Lining out was a common 17th and 18th century form of psalm and hymn singing in both Great Britain and America. Though less common, it survived into the nineteenth century and to the present in some contexts. It arose in the Dissenting churches in England because churchgoers either were illiterate or lacked suitable books. In addition, few churches had (or, for theological reasons, would allow) instruments like pipe organs to give the tune.
The practice of lining out was endorsed in England by the Westminster Assembly in 1664, though only for those churches that did not have a sufficient number of psalters or literate members. It became however the norm in English Dissenting churches of all levels, and American ones as well, even after psalters became more readily available.
The tide turned against lining out in England and New England in the first quarter of the 18th century, with greater literacy, improved availability of texts like Nahum Tate and Nicholas Brady's "New Version of the Psalms of David" (1696), and more widely available and better-printed tune collections.
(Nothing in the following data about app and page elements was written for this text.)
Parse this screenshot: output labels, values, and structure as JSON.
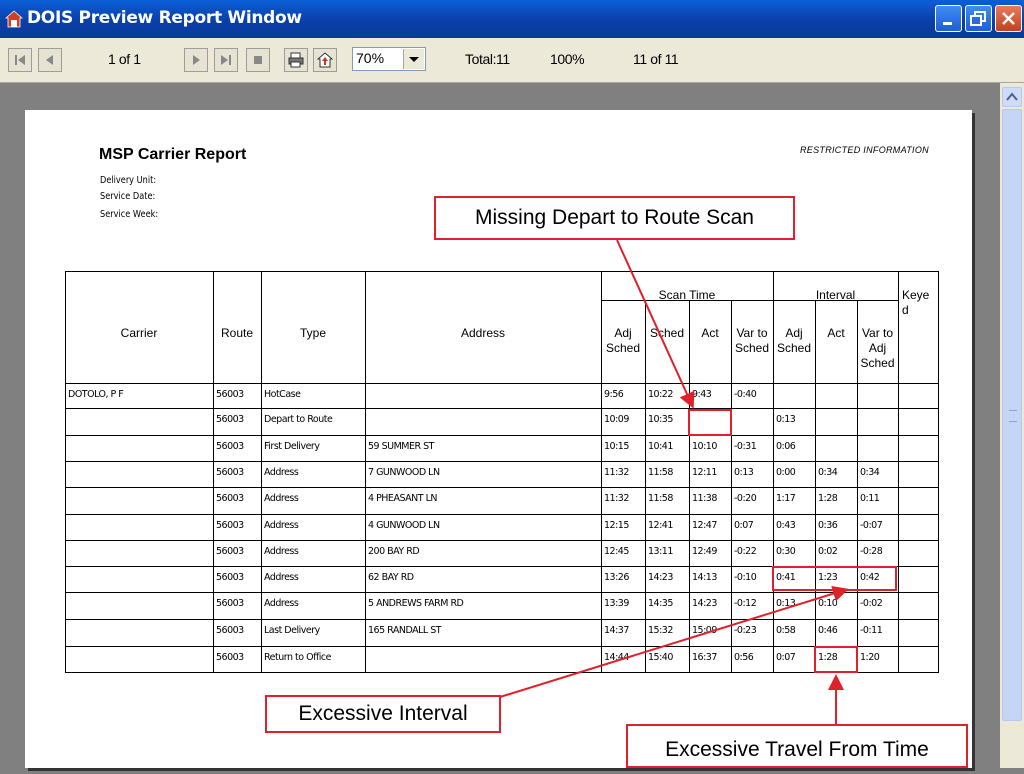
{
  "window": {
    "title": "DOIS Preview Report Window"
  },
  "toolbar": {
    "page_indicator": "1 of 1",
    "zoom": "70%",
    "total": "Total:11",
    "percent": "100%",
    "count": "11 of 11"
  },
  "report": {
    "title": "MSP Carrier Report",
    "labels": [
      "Delivery Unit:",
      "Service Date:",
      "Service Week:"
    ],
    "restricted": "RESTRICTED INFORMATION",
    "headers": {
      "carrier": "Carrier",
      "route": "Route",
      "type": "Type",
      "address": "Address",
      "scan_time": "Scan Time",
      "interval": "Interval",
      "keyed": "Keye\nd",
      "adj_sched": "Adj\nSched",
      "sched": "Sched",
      "act": "Act",
      "var_to_sched": "Var to\nSched",
      "i_adj_sched": "Adj\nSched",
      "i_act": "Act",
      "var_to_adj_sched": "Var to\nAdj\nSched"
    },
    "rows": [
      [
        "DOTOLO, P F",
        "56003",
        "HotCase",
        "",
        "9:56",
        "10:22",
        "9:43",
        "-0:40",
        "",
        "",
        ""
      ],
      [
        "",
        "56003",
        "Depart to Route",
        "",
        "10:09",
        "10:35",
        "",
        "",
        "0:13",
        "",
        ""
      ],
      [
        "",
        "56003",
        "First Delivery",
        "59 SUMMER ST",
        "10:15",
        "10:41",
        "10:10",
        "-0:31",
        "0:06",
        "",
        ""
      ],
      [
        "",
        "56003",
        "Address",
        "7 GUNWOOD LN",
        "11:32",
        "11:58",
        "12:11",
        "0:13",
        "0:00",
        "0:34",
        "0:34"
      ],
      [
        "",
        "56003",
        "Address",
        "4 PHEASANT LN",
        "11:32",
        "11:58",
        "11:38",
        "-0:20",
        "1:17",
        "1:28",
        "0:11"
      ],
      [
        "",
        "56003",
        "Address",
        "4 GUNWOOD LN",
        "12:15",
        "12:41",
        "12:47",
        "0:07",
        "0:43",
        "0:36",
        "-0:07"
      ],
      [
        "",
        "56003",
        "Address",
        "200 BAY RD",
        "12:45",
        "13:11",
        "12:49",
        "-0:22",
        "0:30",
        "0:02",
        "-0:28"
      ],
      [
        "",
        "56003",
        "Address",
        "62 BAY RD",
        "13:26",
        "14:23",
        "14:13",
        "-0:10",
        "0:41",
        "1:23",
        "0:42"
      ],
      [
        "",
        "56003",
        "Address",
        "5 ANDREWS FARM RD",
        "13:39",
        "14:35",
        "14:23",
        "-0:12",
        "0:13",
        "0:10",
        "-0:02"
      ],
      [
        "",
        "56003",
        "Last Delivery",
        "165 RANDALL ST",
        "14:37",
        "15:32",
        "15:09",
        "-0:23",
        "0:58",
        "0:46",
        "-0:11"
      ],
      [
        "",
        "56003",
        "Return to Office",
        "",
        "14:44",
        "15:40",
        "16:37",
        "0:56",
        "0:07",
        "1:28",
        "1:20"
      ]
    ]
  },
  "annotations": {
    "missing_depart": "Missing Depart to Route Scan",
    "excessive_interval": "Excessive Interval",
    "excessive_travel": "Excessive Travel From Time"
  },
  "colors": {
    "annotation": "#e0202a",
    "titlebar": "#0a4fc8"
  }
}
Influential clerics in England and America disliked the ragged nature of the singing that resulted as the congregation struggled to remember both the tune and the words from the lining out.
Lining out was in most places replaced by "regular singing," in which either the congregation knew a small number of tunes like Old 100th that could be fitted to many different texts in standard meters such as Common Meter, or a tunebook was used along with a word book. There began to be "singing societies" of young men who met one evening a week to rehearse. As time went on, a section of the church was allocated for these trained voices to sit together as a choir, and churches voted to end the lining out system. We have a vivid picture of the transition in Worcester, Massachusetts:
Lining out persisted much longer in some churches in the American South, either through theological conservatism or through the recurrence of the conditions of lack of books and literacy, and in some places is still practiced today. In black churches this practice became known as "Dr. Watts Hymn Singing," a historical irony given Watts' disapproval of the practice.
Some Christian churches in the U.S. still do lining out. Many, though not all, churches calling themselves Primitive Baptist or Regular Baptist use it. The practice is becoming attenuated in some of them -- the leader will begin lining out, but after the first verse or two will say "Sing on!", or a part of the service is lined out but other parts are not -- so it is unclear how long it will survive. Many churches use Benjamin Lloyd's "Primitive Hymns" (1841) as a source of texts.
Some Presbyterian churches in Scotland also still do lining out, though often now in a restricted context, with other hymns being accompanied and not lined out.
See call and response.
Lining Out the Word: Dr. Watts Hymn Singing in the Music of Black Americans/ Sing Them Over Again to Me: Hymns and Hymnbooks in America
Nov 01, 2007; Lining Out the Word: Dr. Watts Hymn Singing in the Music of Black Americans. By William T. Dargan. Music of the African Diaspora....
Defender aims to prove his worth to Trap in friendly against AussiesIN NORMAL circumstances, he would be lining out in a Carling Cup game tonight against the mighty Morecambe. Instead, he'll be preparing for the task of manning a central defensive position for Ireland in an international against Australia tomorrow night.
Aug 11, 2009; st ledger to stake claim for cyprus tie Defender aims to prove his worth to Trap in friendly against AussiesIN NORMAL...